The parish church of St Michael and All Angels is situated on the south edge of the village. It is of Norman origin, with a later Victorian transept. The south door is one of the finest examples of Norman style in a parish church, and was kept intact when the church was renovated in the 19th century.
|St. Michael's church and its tree lined entrance path.|
The Grade II listed building formerly stood in the centre of the village, but the demolition of buildings since 1900 has left it standing at the village's southern end. The church was owned by the Knights Templar in their day, along with St Mary’s in the nearby village of Temple Guiting, the name of which of course gives a clue to the proprietors.
|A view of St. Michael's from outside the village and the sun dappled hillside.|
We then headed up onto higher ground to get some images of the village from afar, to see it nestled among the trees, some of which were still to reveal their verdant seasonal coats, and the patchwork landscape of the Gloucestershire countryside.
|Another view of the church but from even further away, you can see how it seems to 'settle' into the landscape.|
Next up was Winchcombe, a small town that is made up of classic Cotswold stone houses, along with black and white half-timbered buildings. Lots of the major Cotswold walking routes run past the town so it has become quite a popular spot, add to that the magnificent Sudeley Castle, which is right on it's doorstep, and it makes for a rather bustling place.
We drove in for a spot of lunch, but didn’t stop for too long, as it was quite busy, with plenty of traffic rumbling down its main street. Instead we took a little lane from the town’s southern end towards Belas Knap, a Neolithic long barrow which dates from around 3000BC, and up onto much loftier ground.
|The 15th century Sudeley Castle under the harsh midday light.|
Stopping at the pull in for Belas Knap, which can be reached via a steep woodland ascent, we got some pictures of Sudeley Castle and grounds from above, with Salter’s Hill in the background. Following the small winding lane, with its glorious views, we stopped at a dazzling rape field just above Tewkesbury for a wander around its perimeter, and then carried on for a view of the town itself.
|A gently sloping field of sunshine.|
Tewkesbury, a place with many notable Medieval and Tudor buildings, but its major claim to fame is Tewkesbury Abbey, a fine Norman abbey church, originally part of a monastery, which was saved from the Dissolution of the Monasteries by King Henry VIII after being bought by the townspeople for the price of the lead on the roof. to use as their parish church.

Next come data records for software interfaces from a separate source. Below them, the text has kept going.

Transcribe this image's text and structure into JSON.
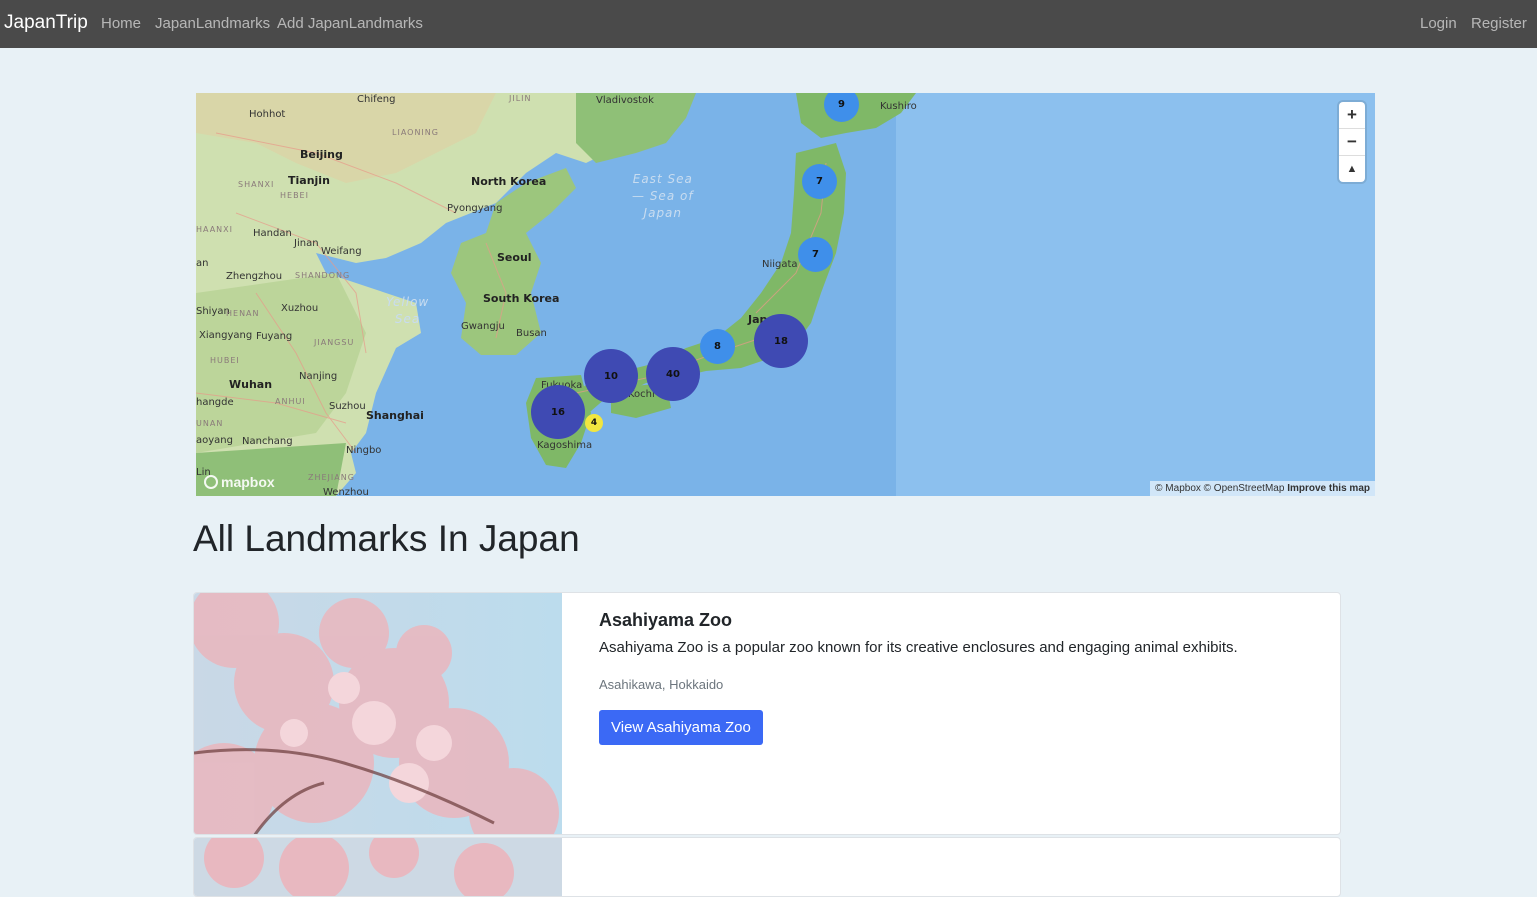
{
  "navbar": {
    "brand": "JapanTrip",
    "links": [
      "Home",
      "JapanLandmarks",
      "Add JapanLandmarks"
    ],
    "auth": [
      "Login",
      "Register"
    ]
  },
  "map": {
    "places": {
      "chifeng": "Chifeng",
      "jilin": "JILIN",
      "vladivostok": "Vladivostok",
      "hohhot": "Hohhot",
      "liaoning": "LIAONING",
      "beijing": "Beijing",
      "tianjin": "Tianjin",
      "shanxi": "SHANXI",
      "hebei": "HEBEI",
      "north_korea": "North Korea",
      "pyongyang": "Pyongyang",
      "shaanxi": "HAANXI",
      "handan": "Handan",
      "jinan": "Jinan",
      "weifang": "Weifang",
      "seoul": "Seoul",
      "zhengzhou": "Zhengzhou",
      "shandong": "SHANDONG",
      "south_korea": "South Korea",
      "shiyan": "Shiyan",
      "henan": "HENAN",
      "xuzhou": "Xuzhou",
      "gwangju": "Gwangju",
      "busan": "Busan",
      "xiangyang": "Xiangyang",
      "fuyang": "Fuyang",
      "jiangsu": "JIANGSU",
      "hubei": "HUBEI",
      "nanjing": "Nanjing",
      "wuhan": "Wuhan",
      "anhui": "ANHUI",
      "suzhou": "Suzhou",
      "shanghai": "Shanghai",
      "changde": "hangde",
      "hunan": "UNAN",
      "fukuoka": "Fukuoka",
      "kochi": "Kochi",
      "kagoshima": "Kagoshima",
      "nanchang": "Nanchang",
      "ningbo": "Ningbo",
      "zhejiang": "ZHEJIANG",
      "wenzhou": "Wenzhou",
      "shaoyang": "aoyang",
      "lin": "Lin",
      "an": "an",
      "kushiro": "Kushiro",
      "niigata": "Niigata",
      "japan": "Jap",
      "east_sea": "East Sea\n— Sea of\nJapan",
      "yellow_sea": "Yellow\nSea"
    },
    "clusters": [
      {
        "label": "9"
      },
      {
        "label": "7"
      },
      {
        "label": "7"
      },
      {
        "label": "18"
      },
      {
        "label": "8"
      },
      {
        "label": "40"
      },
      {
        "label": "10"
      },
      {
        "label": "16"
      },
      {
        "label": "4"
      }
    ],
    "zoom_in": "+",
    "zoom_out": "−",
    "compass": "▲",
    "logo": "mapbox",
    "attribution": "© Mapbox © OpenStreetMap",
    "improve": "Improve this map"
  },
  "page_title": "All Landmarks In Japan",
  "landmarks": [
    {
      "name": "Asahiyama Zoo",
      "description": "Asahiyama Zoo is a popular zoo known for its creative enclosures and engaging animal exhibits.",
      "location": "Asahikawa, Hokkaido",
      "button": "View Asahiyama Zoo"
    }
  ]
}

|Looking over the town of Tewkesbury, with the abbey to the bottom left of the frame.|
Then it was on to Lower Slaughter, situated near the stiflingly popular Bourton-on-the-Water, it gets nowhere near the number of visitors that Bourton does, thankfully, as it could never cope, but it is still a very well attended spot.
|A fine looking tree with Lower Slaughter in the mid distance.|
As we had both already got our fair share of pictures over the years in the village itself, we opted to try and get a different perspective from outside its comely confines. After trying a few different lanes, in an effort to discover a suitable view, we finally found a nice composition, with the village framed by a couple of trees.
Records exist showing that Lower Slaughter has been inhabited for over 1000 years. The Domesday Book entry has the village name as ‘Sclostre’. Which is where the modern day ‘Slaughter’ part of the name comes from.
|You can clearly see the 19th century mill tower, with the spire of St. Mary's church behind it.|
While the day was drawing to an end, we made our final stop, finding a viewpoint below Stow-on-the-Wold, to get a shot of the village in the distance, perched on top of the 800 foot escarpment on which it sits. With the warm, early evening sunshine lighting up the trees and hillside, along with a touch of colour beginning to appear in the clouds above, it was a pleasant way to end the day.
|Stow in the distance.|